U.S. swimmer Brendan Hansen is no stranger to the medals podium, but for this four-time Olympic medalist, the path to success outweighs the rewards.
"At the end of the day, it's not about medals or podiums or anything like that. It's really exciting, just the journey in general," Hansen, who swims 12,000 meters per day, six days per week, according to his USA Swimming bio, said.
That doesn't mean Hansen, who takes the most pride in reaching a third straight Olympics, will not be giving it his all to add another piece of hardware to his already overflowing trophy case. The Havertown, Pa., native will take the starting blocks in London with the hope of acquiring his first-ever Olympic gold medal in the 100-meter breaststroke, while aiming to add his third Olympic gold in the U.S. dominated 4x100-meter medley relay.
After taking silver in the 100-meter breaststroke at the 2004 Games in Athens and settling for a disappointing fourth place at the 2008 Olympic in Beijing, the former world record holder in both the 100- and 200-meter breaststroke retired from swimming.
"I think my favorite thing is setting a goal and going after and trying to achieve it."
- Brendan Hansen
But Hansen, who turns 31 immediately following the completion of the London Games, dove back into competition in 2011 with his sights set on finally taking Olympic gold from his signature event, the 100-meter breaststroke. The former University of Texas star claimed gold in the event at the 2005 and 2007 World Championships.
"I think my favorite thing is setting a goal and going after and trying to achieve it," Hansen said.
"To me, that's one of the greatest things you can do as a human being."
Hansen will face stiff competition in London as he prepares to go after his latest goal, including 2004 and 2008 Olympic gold medalist in the 100-meter, Kosuke Kitajima of Japan. He also will square off against the event's reigning world record holder, Brenton Rickard of Australia.
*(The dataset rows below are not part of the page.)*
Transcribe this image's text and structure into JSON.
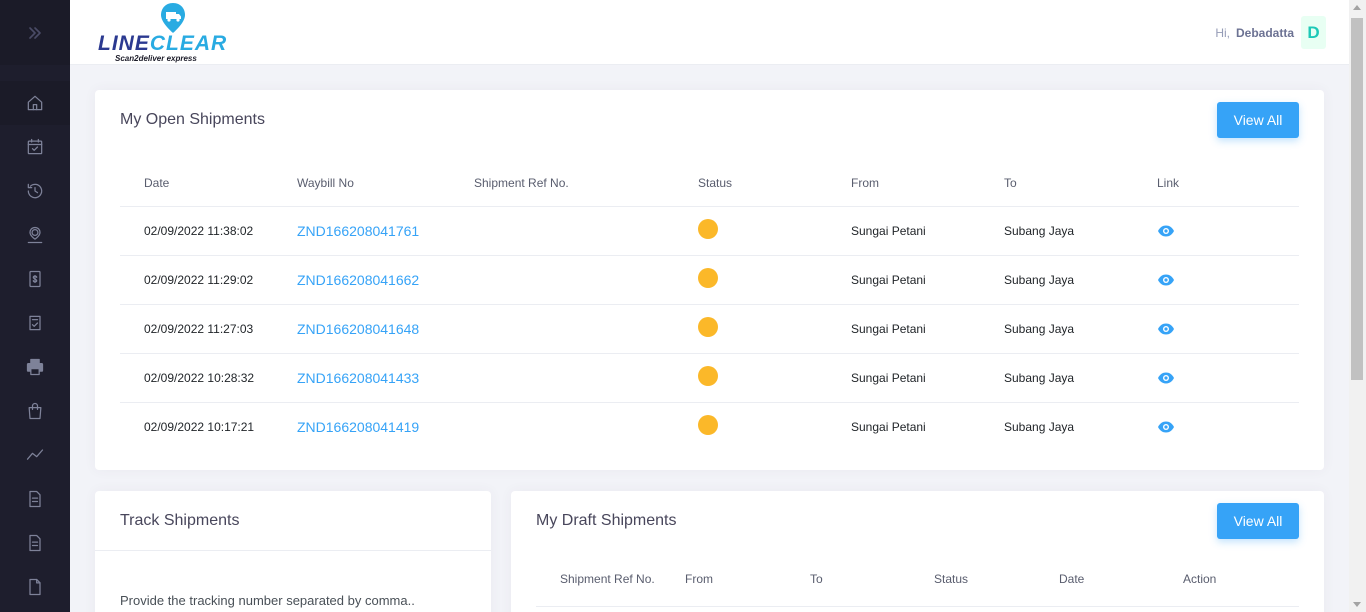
{
  "brand": {
    "logo_line": "LINE",
    "logo_clear": "CLEAR",
    "tagline": "Scan2deliver express"
  },
  "user": {
    "greeting": "Hi,",
    "name": "Debadatta",
    "avatar_letter": "D"
  },
  "sidebar": {
    "toggle_icon": "chevrons-right-icon",
    "items": [
      {
        "icon": "home-icon"
      },
      {
        "icon": "calendar-check-icon"
      },
      {
        "icon": "history-icon"
      },
      {
        "icon": "user-location-icon"
      },
      {
        "icon": "receipt-icon"
      },
      {
        "icon": "clipboard-check-icon"
      },
      {
        "icon": "printer-icon"
      },
      {
        "icon": "shopping-bag-icon"
      },
      {
        "icon": "chart-line-icon"
      },
      {
        "icon": "document-icon"
      },
      {
        "icon": "document-icon"
      },
      {
        "icon": "file-export-icon"
      }
    ]
  },
  "open_shipments": {
    "title": "My Open Shipments",
    "view_all": "View All",
    "columns": [
      "Date",
      "Waybill No",
      "Shipment Ref No.",
      "Status",
      "From",
      "To",
      "Link"
    ],
    "rows": [
      {
        "date": "02/09/2022 11:38:02",
        "waybill": "ZND166208041761",
        "ref": "",
        "status": "pending",
        "from": "Sungai Petani",
        "to": "Subang Jaya"
      },
      {
        "date": "02/09/2022 11:29:02",
        "waybill": "ZND166208041662",
        "ref": "",
        "status": "pending",
        "from": "Sungai Petani",
        "to": "Subang Jaya"
      },
      {
        "date": "02/09/2022 11:27:03",
        "waybill": "ZND166208041648",
        "ref": "",
        "status": "pending",
        "from": "Sungai Petani",
        "to": "Subang Jaya"
      },
      {
        "date": "02/09/2022 10:28:32",
        "waybill": "ZND166208041433",
        "ref": "",
        "status": "pending",
        "from": "Sungai Petani",
        "to": "Subang Jaya"
      },
      {
        "date": "02/09/2022 10:17:21",
        "waybill": "ZND166208041419",
        "ref": "",
        "status": "pending",
        "from": "Sungai Petani",
        "to": "Subang Jaya"
      }
    ],
    "status_color": "#fbb829"
  },
  "track_shipments": {
    "title": "Track Shipments",
    "placeholder": "Provide the tracking number separated by comma.."
  },
  "draft_shipments": {
    "title": "My Draft Shipments",
    "view_all": "View All",
    "columns": [
      "Shipment Ref No.",
      "From",
      "To",
      "Status",
      "Date",
      "Action"
    ]
  },
  "colors": {
    "sidebar_bg": "#1e1e2d",
    "accent": "#36a3f7",
    "status_pending": "#fbb829"
  }
}
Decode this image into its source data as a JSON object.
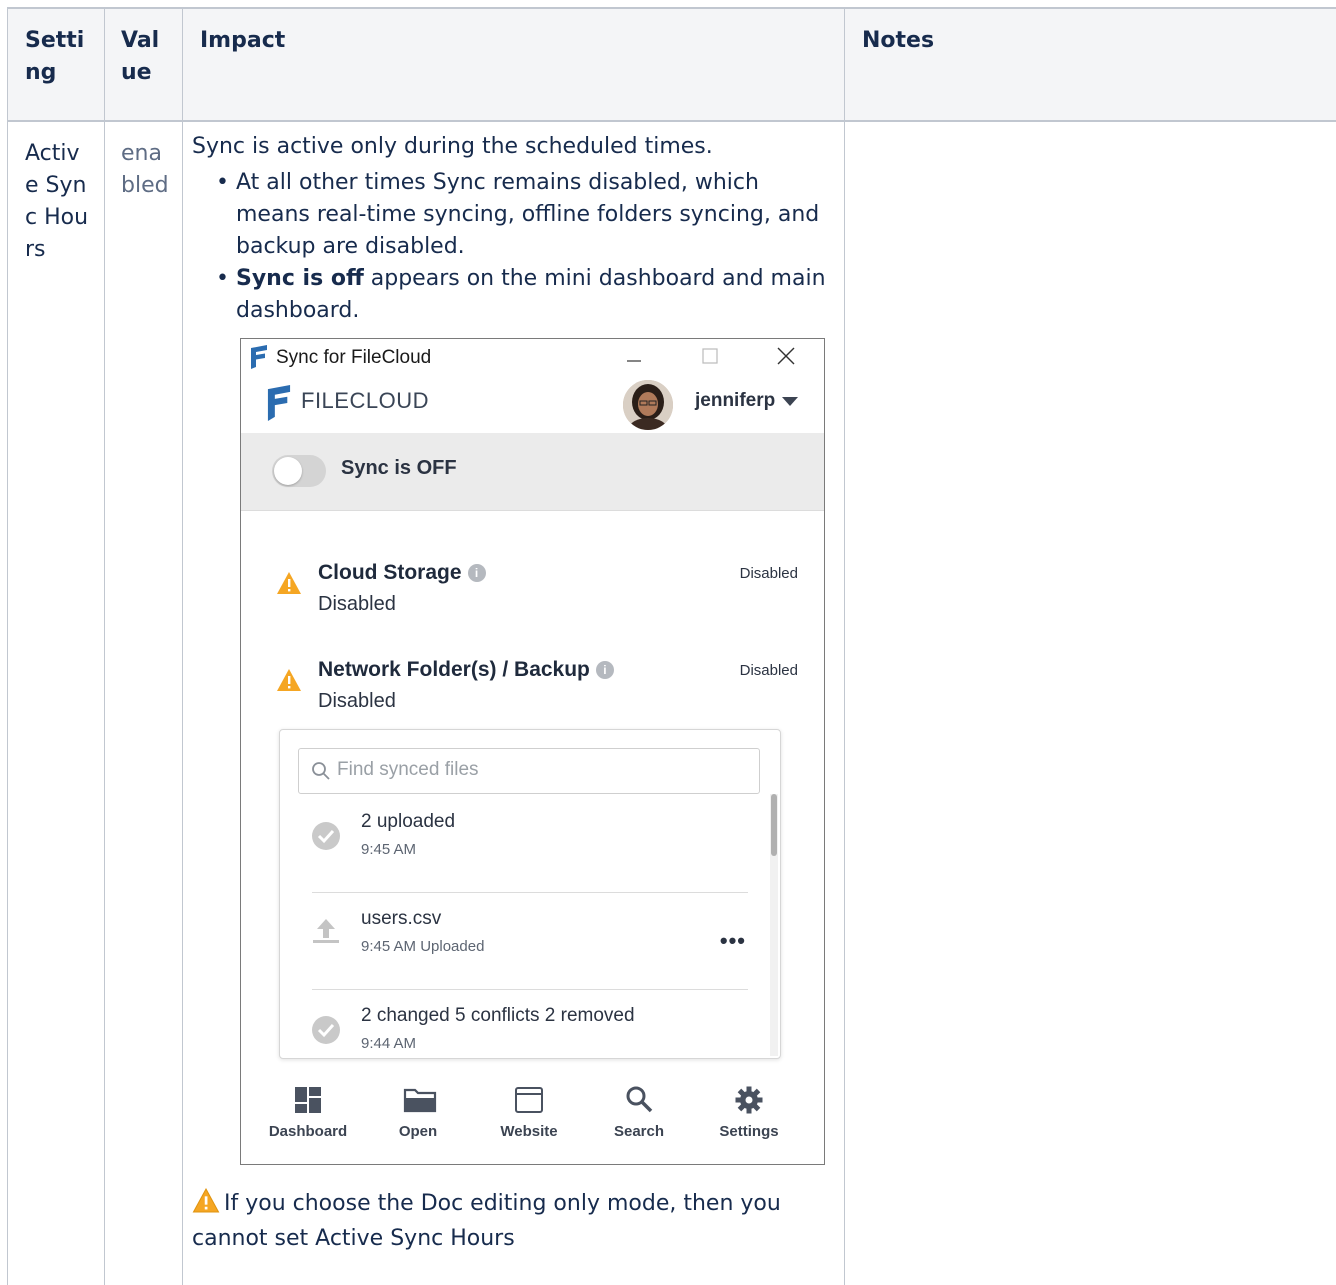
{
  "table": {
    "headers": [
      "Setting",
      "Value",
      "Impact",
      "Notes"
    ],
    "row": {
      "setting": "Active Sync Hours",
      "value": "enabled",
      "impact_intro": "Sync is active only during the scheduled times.",
      "bullets": [
        {
          "bold": "",
          "text": "At all other times Sync remains disabled, which means real-time syncing, offline folders syncing, and backup are disabled."
        },
        {
          "bold": "Sync is off",
          "text": " appears on the mini dashboard and main dashboard."
        }
      ],
      "warning_note": "If you choose the Doc editing only mode, then you cannot set Active Sync Hours",
      "notes": ""
    }
  },
  "sync_window": {
    "title": "Sync for FileCloud",
    "brand": "FILECLOUD",
    "username": "jenniferp",
    "sync_status_label": "Sync is OFF",
    "sections": [
      {
        "title": "Cloud Storage",
        "subtitle": "Disabled",
        "status": "Disabled"
      },
      {
        "title": "Network Folder(s) / Backup",
        "subtitle": "Disabled",
        "status": "Disabled"
      }
    ],
    "search_placeholder": "Find synced files",
    "activity": [
      {
        "title": "2 uploaded",
        "subtitle": "9:45 AM",
        "icon": "check-circle-icon"
      },
      {
        "title": "users.csv",
        "subtitle": "9:45 AM Uploaded",
        "icon": "upload-icon",
        "more": "•••"
      },
      {
        "title": "2 changed 5 conflicts 2 removed",
        "subtitle": "9:44 AM",
        "icon": "check-circle-icon"
      }
    ],
    "nav": [
      {
        "label": "Dashboard",
        "icon": "dashboard-icon"
      },
      {
        "label": "Open",
        "icon": "folder-icon"
      },
      {
        "label": "Website",
        "icon": "browser-window-icon"
      },
      {
        "label": "Search",
        "icon": "search-icon"
      },
      {
        "label": "Settings",
        "icon": "gear-icon"
      }
    ]
  },
  "colors": {
    "header_bg": "#f4f5f7",
    "border": "#c1c7d0",
    "text": "#172b4d",
    "warning_orange": "#f5a623",
    "filecloud_blue": "#2b6cb0"
  }
}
If Hansen is unable to reach the podium in the 100-meter breaststroke, he still has a shot of helping extend the United States' remarkable streak in the 4x100-meter medley relay, in which Team USA has claimed gold 12 out of 13 times since the event was added to the Olympic swimming program in 1960.